Do you avoid networking opportunities because you dread introducing yourself to someone new? You aren’t alone. Lots of people feel nervous at the thought of meeting new people. In this article, I’ll share some tips to help you face your fears and start networking like a pro.
Start with “Hello”
Let’s start with the basics. You’re at an event and you really want to meet some new people. What do you do? It really is as simple as saying “Hello.” Walk up to someone, smile, and introduce yourself. Remember to make eye contact and keep smiling. Your body language should convey that you are confident and enjoying yourself.
Add the handshake (or not)
Most of the time, you’ll accompany your greeting with the offer of a handshake. You know the routine—arm in front of you, slightly bent at the elbow, firm grip, and so on. Watch for visual cues from the other person. Not everyone shakes hands. Be prepared to drop your arm gracefully if the other person doesn’t respond by extending theirs.
Joining a group
If everyone at the event seems to be in groups, try to find one that looks inviting to make your approach. Again, look at the body language of the group. Look for a pair of people who are turned slightly away from each other, as if they are surveying the crowd. If you see a group standing in a semi-circle, take advantage of the opening. Usually an “Excuse me, do you mind if I join you?” will receive the positive response you are looking for.
Making not so small talk
I think the real reason some people dislike networking is not the initial introduction but the small talk that comes after that exchange. If you open the conversation by introducing yourself, you’ll encourage the other person to tell you his or her name, but it really doesn’t take the conversation anywhere. You can do better.
A recent article in The Wall Street Journal featured an interview with author Vanessa Van Edwards who outlined several tips for taking your conversation beyond the boring. She advises asking open-ended questions that give the person you’re speaking with the opportunity to share what inspires them. Instead of saying “What a great conference,” try “What made you decide to come to this conference out of all the ones to choose from?” And, as I always say, be an active listener!
What if they don’t like me?
Keith Farrazzi, author of Never Eat Alone, reminds us that making conversation is a skill that can be learned. In fact, it’s something I help people learn. And, like me, Farrazzi recommends that you be open and authentic when meeting new people. I agree: It is your willingness to share your unique personality that will draw people to you.
Instead of fearing that you’ll be rejected for being yourself, consider it a screening tool. If your goal is to meet people that you’ll want to work with or for in the future, you will be much better off finding people who “get” and like you.
Still feeling nervous?
If you still aren’t ready to make your approach then start working to eliminate your concerns. Identify your specific fears and concerns and work through them one by one. Think about the worst thing that could happen and how you would handle it. Thinking things through can help you come up with solutions to your concerns and overcome your anxieties.

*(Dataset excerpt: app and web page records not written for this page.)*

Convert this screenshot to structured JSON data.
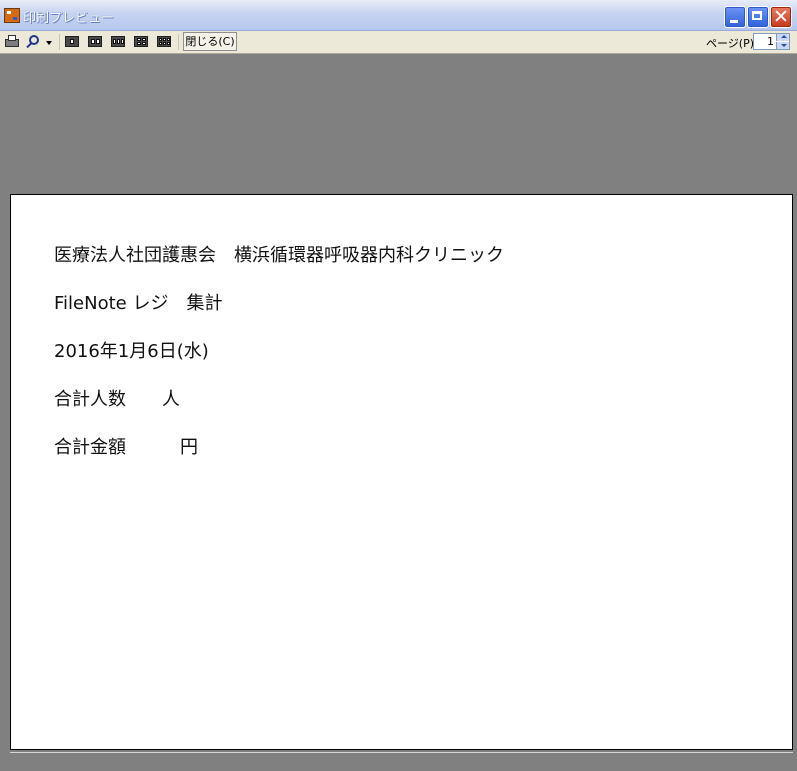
{
  "window": {
    "title": "印刷プレビュー"
  },
  "toolbar": {
    "close_label": "閉じる(C)",
    "page_label": "ページ(P)",
    "page_value": "1"
  },
  "document": {
    "lines": [
      "医療法人社団護惠会　横浜循環器呼吸器内科クリニック",
      "FileNote レジ　集計",
      "2016年1月6日(水)",
      "合計人数　　人",
      "合計金額　　　円"
    ]
  },
  "icons": [
    "print-icon",
    "zoom-icon",
    "one-page-icon",
    "two-pages-icon",
    "three-pages-icon",
    "four-pages-icon",
    "six-pages-icon"
  ]
}
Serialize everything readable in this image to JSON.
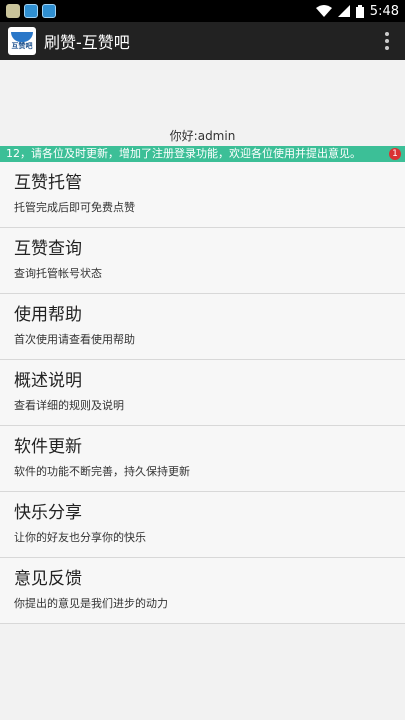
{
  "status_bar": {
    "time": "5:48"
  },
  "app_bar": {
    "title": "刷赞-互赞吧",
    "logo_text": "互赞吧"
  },
  "greeting": "你好:admin",
  "notice": {
    "text": "12，请各位及时更新，增加了注册登录功能，欢迎各位使用并提出意见。",
    "badge": "1"
  },
  "menu": [
    {
      "title": "互赞托管",
      "subtitle": "托管完成后即可免费点赞"
    },
    {
      "title": "互赞查询",
      "subtitle": "查询托管帐号状态"
    },
    {
      "title": "使用帮助",
      "subtitle": "首次使用请查看使用帮助"
    },
    {
      "title": "概述说明",
      "subtitle": "查看详细的规则及说明"
    },
    {
      "title": "软件更新",
      "subtitle": "软件的功能不断完善，持久保持更新"
    },
    {
      "title": "快乐分享",
      "subtitle": "让你的好友也分享你的快乐"
    },
    {
      "title": "意见反馈",
      "subtitle": "你提出的意见是我们进步的动力"
    }
  ]
}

Another way alleviate your nervousness is to enlist help. Ask one of your friends to introduce you to some of the people they know at an event or meeting. Or get to know the members of a local group or organization online before attending an in-person meeting. You’re welcome to connect with me and come to one of my local events here in Boston.
Just Say “Hello”
Meeting people and forming real connections will enhance your life both personally and professionally. But it takes that first step. Practice your lines, think through the scenarios, and make an actionable plan to get out there and start networking. Have no fear; it’s just networking, not the zombie apocalypse. The people you meet may be interested in your brains–but they won’t bite.